>>>

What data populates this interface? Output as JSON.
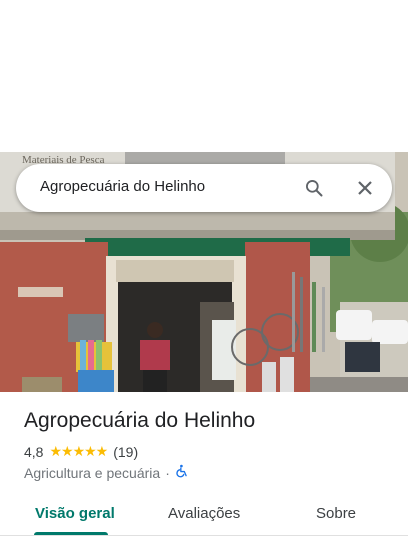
{
  "search": {
    "query": "Agropecuária do Helinho"
  },
  "photo": {
    "sign_text": "Materiais de Pesca"
  },
  "place": {
    "name": "Agropecuária do Helinho",
    "rating": "4,8",
    "stars": "★★★★★",
    "reviews_count": "(19)",
    "category": "Agricultura e pecuária",
    "separator": "·"
  },
  "tabs": [
    {
      "label": "Visão geral",
      "active": true
    },
    {
      "label": "Avaliações",
      "active": false
    },
    {
      "label": "Sobre",
      "active": false
    }
  ],
  "colors": {
    "accent": "#00796b",
    "star": "#fbbc04",
    "accessibility": "#1a73e8"
  },
  "icons": [
    "search-icon",
    "close-icon",
    "wheelchair-icon"
  ]
}
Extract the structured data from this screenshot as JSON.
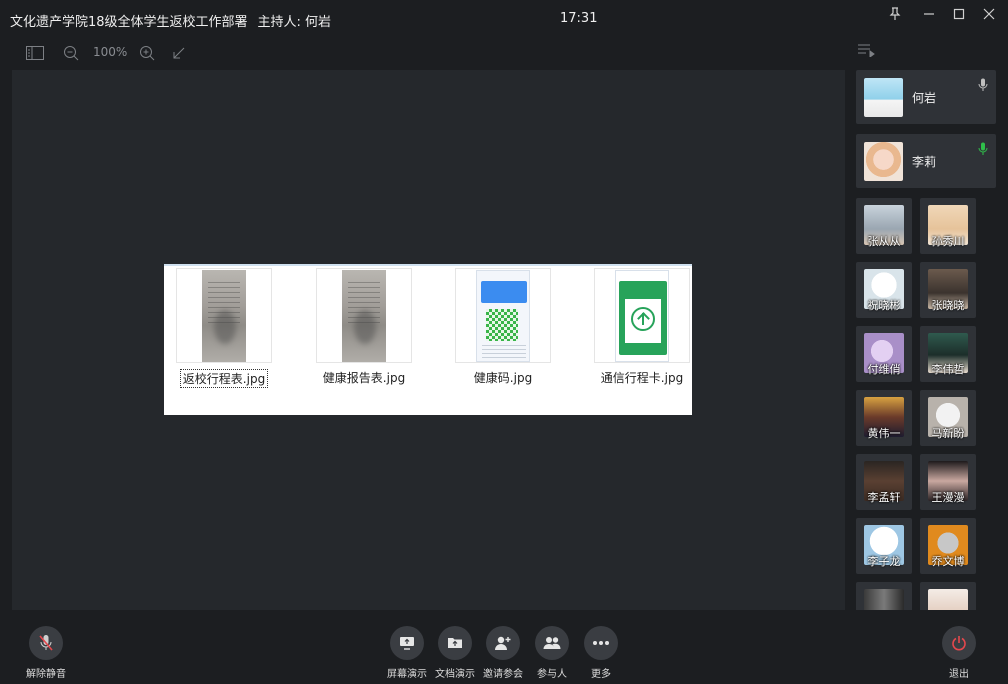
{
  "window": {
    "title": "文化遗产学院18级全体学生返校工作部署",
    "host": "主持人: 何岩",
    "time": "17:31"
  },
  "toolbar": {
    "zoom": "100%"
  },
  "document": {
    "files": [
      {
        "name": "返校行程表.jpg",
        "selected": true
      },
      {
        "name": "健康报告表.jpg",
        "selected": false
      },
      {
        "name": "健康码.jpg",
        "selected": false
      },
      {
        "name": "通信行程卡.jpg",
        "selected": false
      }
    ]
  },
  "participants": {
    "featured": [
      {
        "name": "何岩",
        "mic": "muted-gray"
      },
      {
        "name": "李莉",
        "mic": "active-green"
      }
    ],
    "grid": [
      {
        "name": "张从从"
      },
      {
        "name": "孙秀川"
      },
      {
        "name": "祝晓彬"
      },
      {
        "name": "张晓晓"
      },
      {
        "name": "付维俏"
      },
      {
        "name": "李伟哲"
      },
      {
        "name": "黄伟一"
      },
      {
        "name": "马新盼"
      },
      {
        "name": "李孟轩"
      },
      {
        "name": "王漫漫"
      },
      {
        "name": "李子龙"
      },
      {
        "name": "乔文博"
      }
    ]
  },
  "bottombar": {
    "unmute": "解除静音",
    "screen_share": "屏幕演示",
    "doc_share": "文档演示",
    "invite": "邀请参会",
    "participants": "参与人",
    "more": "更多",
    "exit": "退出"
  },
  "colors": {
    "accent_exit": "#e5484d",
    "mic_active": "#2fbf4a"
  }
}
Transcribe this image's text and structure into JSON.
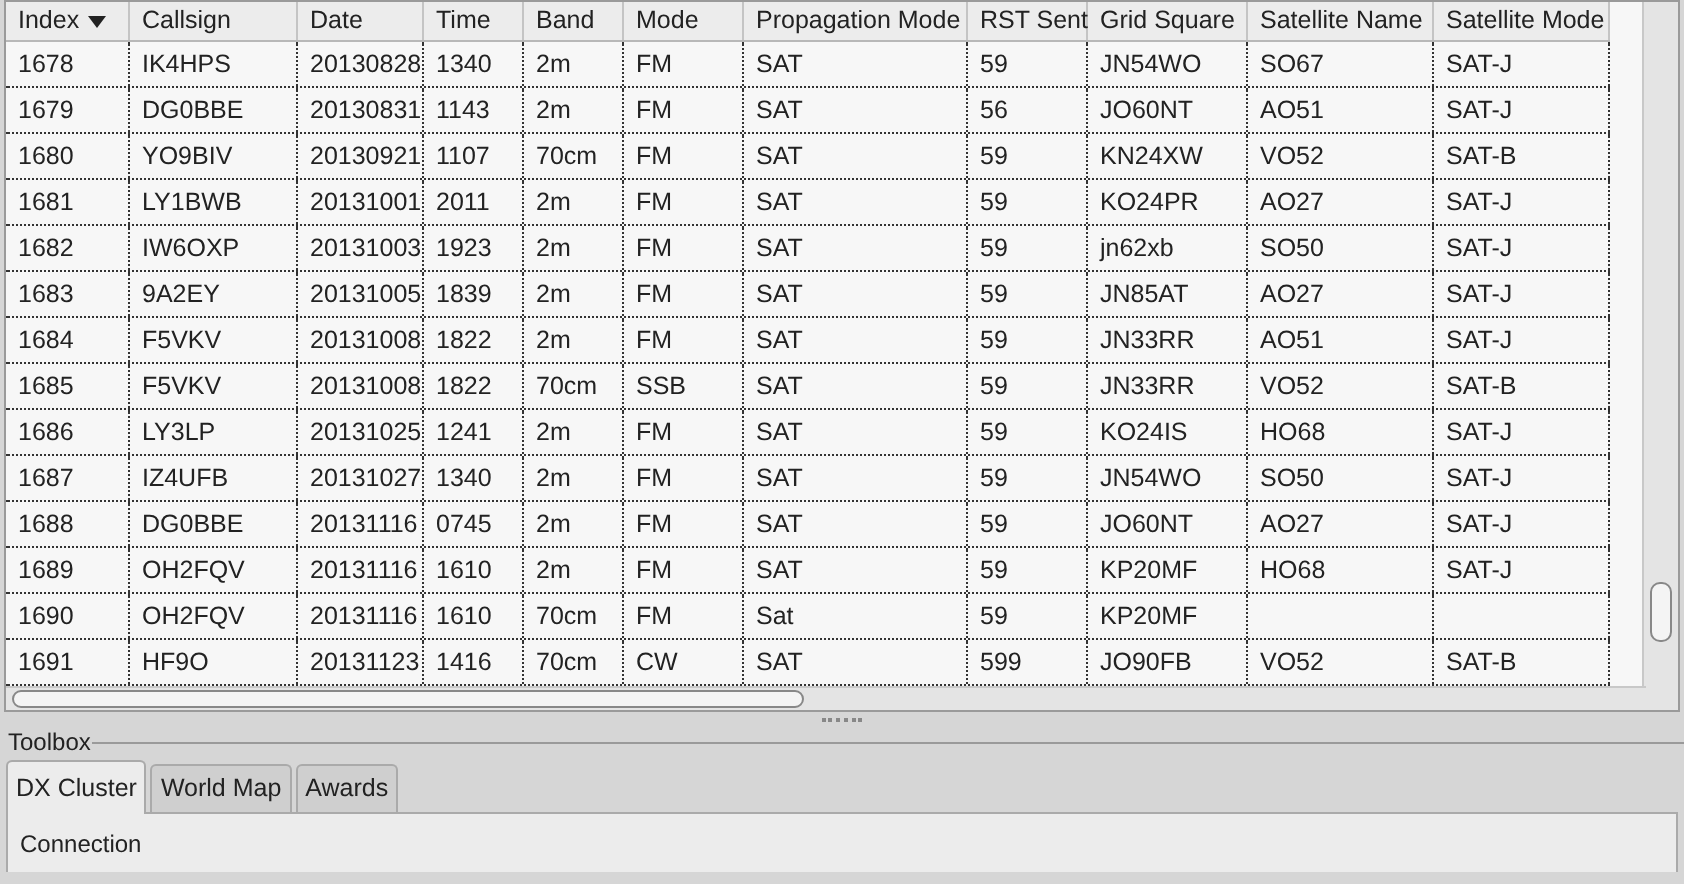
{
  "table": {
    "columns": [
      {
        "label": "Index",
        "sorted": true
      },
      {
        "label": "Callsign",
        "sorted": false
      },
      {
        "label": "Date",
        "sorted": false
      },
      {
        "label": "Time",
        "sorted": false
      },
      {
        "label": "Band",
        "sorted": false
      },
      {
        "label": "Mode",
        "sorted": false
      },
      {
        "label": "Propagation Mode",
        "sorted": false
      },
      {
        "label": "RST Sent",
        "sorted": false
      },
      {
        "label": "Grid Square",
        "sorted": false
      },
      {
        "label": "Satellite Name",
        "sorted": false
      },
      {
        "label": "Satellite Mode",
        "sorted": false
      }
    ],
    "rows": [
      [
        "1678",
        "IK4HPS",
        "20130828",
        "1340",
        "2m",
        "FM",
        "SAT",
        "59",
        "JN54WO",
        "SO67",
        "SAT-J"
      ],
      [
        "1679",
        "DG0BBE",
        "20130831",
        "1143",
        "2m",
        "FM",
        "SAT",
        "56",
        "JO60NT",
        "AO51",
        "SAT-J"
      ],
      [
        "1680",
        "YO9BIV",
        "20130921",
        "1107",
        "70cm",
        "FM",
        "SAT",
        "59",
        "KN24XW",
        "VO52",
        "SAT-B"
      ],
      [
        "1681",
        "LY1BWB",
        "20131001",
        "2011",
        "2m",
        "FM",
        "SAT",
        "59",
        "KO24PR",
        "AO27",
        "SAT-J"
      ],
      [
        "1682",
        "IW6OXP",
        "20131003",
        "1923",
        "2m",
        "FM",
        "SAT",
        "59",
        "jn62xb",
        "SO50",
        "SAT-J"
      ],
      [
        "1683",
        "9A2EY",
        "20131005",
        "1839",
        "2m",
        "FM",
        "SAT",
        "59",
        "JN85AT",
        "AO27",
        "SAT-J"
      ],
      [
        "1684",
        "F5VKV",
        "20131008",
        "1822",
        "2m",
        "FM",
        "SAT",
        "59",
        "JN33RR",
        "AO51",
        "SAT-J"
      ],
      [
        "1685",
        "F5VKV",
        "20131008",
        "1822",
        "70cm",
        "SSB",
        "SAT",
        "59",
        "JN33RR",
        "VO52",
        "SAT-B"
      ],
      [
        "1686",
        "LY3LP",
        "20131025",
        "1241",
        "2m",
        "FM",
        "SAT",
        "59",
        "KO24IS",
        "HO68",
        "SAT-J"
      ],
      [
        "1687",
        "IZ4UFB",
        "20131027",
        "1340",
        "2m",
        "FM",
        "SAT",
        "59",
        "JN54WO",
        "SO50",
        "SAT-J"
      ],
      [
        "1688",
        "DG0BBE",
        "20131116",
        "0745",
        "2m",
        "FM",
        "SAT",
        "59",
        "JO60NT",
        "AO27",
        "SAT-J"
      ],
      [
        "1689",
        "OH2FQV",
        "20131116",
        "1610",
        "2m",
        "FM",
        "SAT",
        "59",
        "KP20MF",
        "HO68",
        "SAT-J"
      ],
      [
        "1690",
        "OH2FQV",
        "20131116",
        "1610",
        "70cm",
        "FM",
        "Sat",
        "59",
        "KP20MF",
        "",
        ""
      ],
      [
        "1691",
        "HF9O",
        "20131123",
        "1416",
        "70cm",
        "CW",
        "SAT",
        "599",
        "JO90FB",
        "VO52",
        "SAT-B"
      ]
    ]
  },
  "toolbox": {
    "title": "Toolbox",
    "tabs": [
      {
        "label": "DX Cluster",
        "selected": true
      },
      {
        "label": "World Map",
        "selected": false
      },
      {
        "label": "Awards",
        "selected": false
      }
    ],
    "panel": {
      "label": "Connection"
    }
  }
}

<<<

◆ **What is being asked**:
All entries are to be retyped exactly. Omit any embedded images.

◆ **Task result**:
What data populates this interface? Output as JSON.
{
  "search": {
    "query": "Agropecuária do Helinho"
  },
  "photo": {
    "sign_text": "Materiais de Pesca"
  },
  "place": {
    "name": "Agropecuária do Helinho",
    "rating": "4,8",
    "stars": "★★★★★",
    "reviews_count": "(19)",
    "category": "Agricultura e pecuária",
    "separator": "·"
  },
  "tabs": [
    {
      "label": "Visão geral",
      "active": true
    },
    {
      "label": "Avaliações",
      "active": false
    },
    {
      "label": "Sobre",
      "active": false
    }
  ],
  "colors": {
    "accent": "#00796b",
    "star": "#fbbc04",
    "accessibility": "#1a73e8"
  },
  "icons": [
    "search-icon",
    "close-icon",
    "wheelchair-icon"
  ]
}
Extract the structured data from this screenshot as JSON.
{
  "window": {
    "title": "文化遗产学院18级全体学生返校工作部署",
    "host": "主持人: 何岩",
    "time": "17:31"
  },
  "toolbar": {
    "zoom": "100%"
  },
  "document": {
    "files": [
      {
        "name": "返校行程表.jpg",
        "selected": true
      },
      {
        "name": "健康报告表.jpg",
        "selected": false
      },
      {
        "name": "健康码.jpg",
        "selected": false
      },
      {
        "name": "通信行程卡.jpg",
        "selected": false
      }
    ]
  },
  "participants": {
    "featured": [
      {
        "name": "何岩",
        "mic": "muted-gray"
      },
      {
        "name": "李莉",
        "mic": "active-green"
      }
    ],
    "grid": [
      {
        "name": "张从从"
      },
      {
        "name": "孙秀川"
      },
      {
        "name": "祝晓彬"
      },
      {
        "name": "张晓晓"
      },
      {
        "name": "付维俏"
      },
      {
        "name": "李伟哲"
      },
      {
        "name": "黄伟一"
      },
      {
        "name": "马新盼"
      },
      {
        "name": "李孟轩"
      },
      {
        "name": "王漫漫"
      },
      {
        "name": "李子龙"
      },
      {
        "name": "乔文博"
      }
    ]
  },
  "bottombar": {
    "unmute": "解除静音",
    "screen_share": "屏幕演示",
    "doc_share": "文档演示",
    "invite": "邀请参会",
    "participants": "参与人",
    "more": "更多",
    "exit": "退出"
  },
  "colors": {
    "accent_exit": "#e5484d",
    "mic_active": "#2fbf4a"
  }
}
Transcribe this image's text and structure into JSON.
{
  "table": {
    "columns": [
      {
        "label": "Index",
        "sorted": true
      },
      {
        "label": "Callsign",
        "sorted": false
      },
      {
        "label": "Date",
        "sorted": false
      },
      {
        "label": "Time",
        "sorted": false
      },
      {
        "label": "Band",
        "sorted": false
      },
      {
        "label": "Mode",
        "sorted": false
      },
      {
        "label": "Propagation Mode",
        "sorted": false
      },
      {
        "label": "RST Sent",
        "sorted": false
      },
      {
        "label": "Grid Square",
        "sorted": false
      },
      {
        "label": "Satellite Name",
        "sorted": false
      },
      {
        "label": "Satellite Mode",
        "sorted": false
      }
    ],
    "rows": [
      [
        "1678",
        "IK4HPS",
        "20130828",
        "1340",
        "2m",
        "FM",
        "SAT",
        "59",
        "JN54WO",
        "SO67",
        "SAT-J"
      ],
      [
        "1679",
        "DG0BBE",
        "20130831",
        "1143",
        "2m",
        "FM",
        "SAT",
        "56",
        "JO60NT",
        "AO51",
        "SAT-J"
      ],
      [
        "1680",
        "YO9BIV",
        "20130921",
        "1107",
        "70cm",
        "FM",
        "SAT",
        "59",
        "KN24XW",
        "VO52",
        "SAT-B"
      ],
      [
        "1681",
        "LY1BWB",
        "20131001",
        "2011",
        "2m",
        "FM",
        "SAT",
        "59",
        "KO24PR",
        "AO27",
        "SAT-J"
      ],
      [
        "1682",
        "IW6OXP",
        "20131003",
        "1923",
        "2m",
        "FM",
        "SAT",
        "59",
        "jn62xb",
        "SO50",
        "SAT-J"
      ],
      [
        "1683",
        "9A2EY",
        "20131005",
        "1839",
        "2m",
        "FM",
        "SAT",
        "59",
        "JN85AT",
        "AO27",
        "SAT-J"
      ],
      [
        "1684",
        "F5VKV",
        "20131008",
        "1822",
        "2m",
        "FM",
        "SAT",
        "59",
        "JN33RR",
        "AO51",
        "SAT-J"
      ],
      [
        "1685",
        "F5VKV",
        "20131008",
        "1822",
        "70cm",
        "SSB",
        "SAT",
        "59",
        "JN33RR",
        "VO52",
        "SAT-B"
      ],
      [
        "1686",
        "LY3LP",
        "20131025",
        "1241",
        "2m",
        "FM",
        "SAT",
        "59",
        "KO24IS",
        "HO68",
        "SAT-J"
      ],
      [
        "1687",
        "IZ4UFB",
        "20131027",
        "1340",
        "2m",
        "FM",
        "SAT",
        "59",
        "JN54WO",
        "SO50",
        "SAT-J"
      ],
      [
        "1688",
        "DG0BBE",
        "20131116",
        "0745",
        "2m",
        "FM",
        "SAT",
        "59",
        "JO60NT",
        "AO27",
        "SAT-J"
      ],
      [
        "1689",
        "OH2FQV",
        "20131116",
        "1610",
        "2m",
        "FM",
        "SAT",
        "59",
        "KP20MF",
        "HO68",
        "SAT-J"
      ],
      [
        "1690",
        "OH2FQV",
        "20131116",
        "1610",
        "70cm",
        "FM",
        "Sat",
        "59",
        "KP20MF",
        "",
        ""
      ],
      [
        "1691",
        "HF9O",
        "20131123",
        "1416",
        "70cm",
        "CW",
        "SAT",
        "599",
        "JO90FB",
        "VO52",
        "SAT-B"
      ]
    ]
  },
  "toolbox": {
    "title": "Toolbox",
    "tabs": [
      {
        "label": "DX Cluster",
        "selected": true
      },
      {
        "label": "World Map",
        "selected": false
      },
      {
        "label": "Awards",
        "selected": false
      }
    ],
    "panel": {
      "label": "Connection"
    }
  }
}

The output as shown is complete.